Poker is a game that requires a lot of skill and psychology. While it is a game of chance when nothing is at stake, once you introduce betting into the mix, the game becomes much more about decision making and reading your opponents. The goal of this article is to give you some basic information about poker so that you can start playing the game with confidence and understanding.
The first step in becoming a good poker player is to understand the odds of each type of hand. There are five main types of poker hands: Straight, Flush, Full House, 2 Pairs and 3 of a Kind. Each of these hands has different odds of winning, and the higher the hand, the more money that is won. A Straight contains 5 cards in consecutive rank, but they can be from any suit. A Flush contains 5 cards of the same suit, but they don’t need to be consecutive. A Full House contains 3 matching cards of one rank and two matching cards of another rank.

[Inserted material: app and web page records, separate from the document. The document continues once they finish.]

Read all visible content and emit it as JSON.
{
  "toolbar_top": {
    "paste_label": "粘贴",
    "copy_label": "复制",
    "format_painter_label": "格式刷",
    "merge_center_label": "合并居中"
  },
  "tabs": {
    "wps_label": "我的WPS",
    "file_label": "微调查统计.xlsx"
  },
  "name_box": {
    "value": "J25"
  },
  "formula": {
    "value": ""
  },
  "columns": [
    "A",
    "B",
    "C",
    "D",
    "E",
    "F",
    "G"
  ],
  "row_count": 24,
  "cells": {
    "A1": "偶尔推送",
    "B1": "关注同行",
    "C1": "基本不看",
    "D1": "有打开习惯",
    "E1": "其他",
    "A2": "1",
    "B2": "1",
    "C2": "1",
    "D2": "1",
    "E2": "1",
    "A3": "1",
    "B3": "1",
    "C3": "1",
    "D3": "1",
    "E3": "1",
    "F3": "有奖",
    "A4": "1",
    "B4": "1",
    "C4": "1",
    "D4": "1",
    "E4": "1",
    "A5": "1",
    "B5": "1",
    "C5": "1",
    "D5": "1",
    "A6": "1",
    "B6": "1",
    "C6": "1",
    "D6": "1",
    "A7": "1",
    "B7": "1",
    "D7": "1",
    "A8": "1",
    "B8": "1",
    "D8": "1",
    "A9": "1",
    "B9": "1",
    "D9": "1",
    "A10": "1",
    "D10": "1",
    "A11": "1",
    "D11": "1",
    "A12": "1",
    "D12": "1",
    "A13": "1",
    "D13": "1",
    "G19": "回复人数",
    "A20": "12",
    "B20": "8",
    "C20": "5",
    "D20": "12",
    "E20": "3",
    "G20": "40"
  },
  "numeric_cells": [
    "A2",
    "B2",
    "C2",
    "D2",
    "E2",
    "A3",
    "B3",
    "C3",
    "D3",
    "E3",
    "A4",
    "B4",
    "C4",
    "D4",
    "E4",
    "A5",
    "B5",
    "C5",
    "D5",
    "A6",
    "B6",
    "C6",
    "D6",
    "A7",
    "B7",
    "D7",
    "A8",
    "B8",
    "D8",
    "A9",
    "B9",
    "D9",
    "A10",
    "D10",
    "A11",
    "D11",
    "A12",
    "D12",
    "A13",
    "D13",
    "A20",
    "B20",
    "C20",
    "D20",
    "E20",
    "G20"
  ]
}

Once you have a firm grasp of the rules of poker, you can begin to learn more about how to read your opponents. This is the most difficult part of the game and is what separates beginners from pros. A professional player focuses just as much on their opponent’s moves as they do on their own. They know that a player’s previous behavior at a table can tell them a lot about their chances of getting a strong hand, or whether they are likely to fold to certain bets.
A good poker player will also be able to adjust their bet size based on the strength of their own hand. This is called “pot control” and it is important to be able to keep the pot size small when you have a weak hand, and to be able to raise your bets to get more value out of strong hands.
Lastly, a good poker player will be able to “go all in” when it is appropriate. This is a risky move, but it can be very profitable if done correctly. It is best used when you are behind a player who has already committed a large portion of their stack and you are confident that you have them beat.
To become a better poker player, it is important to practice regularly and watch skilled players play. This will allow you to develop quick instincts and improve your decision-making abilities. You should also try to play poker with friends or find a community of online players who can provide constructive criticism on your game. Playing with a group of people will help you to stay focused and prevent you from getting distracted by the fun and excitement of the game. Remember to always play within your bankroll and only use money that you are comfortable losing. It is also a good idea to find a coach or mentor who can help you study the game and provide feedback on your decisions.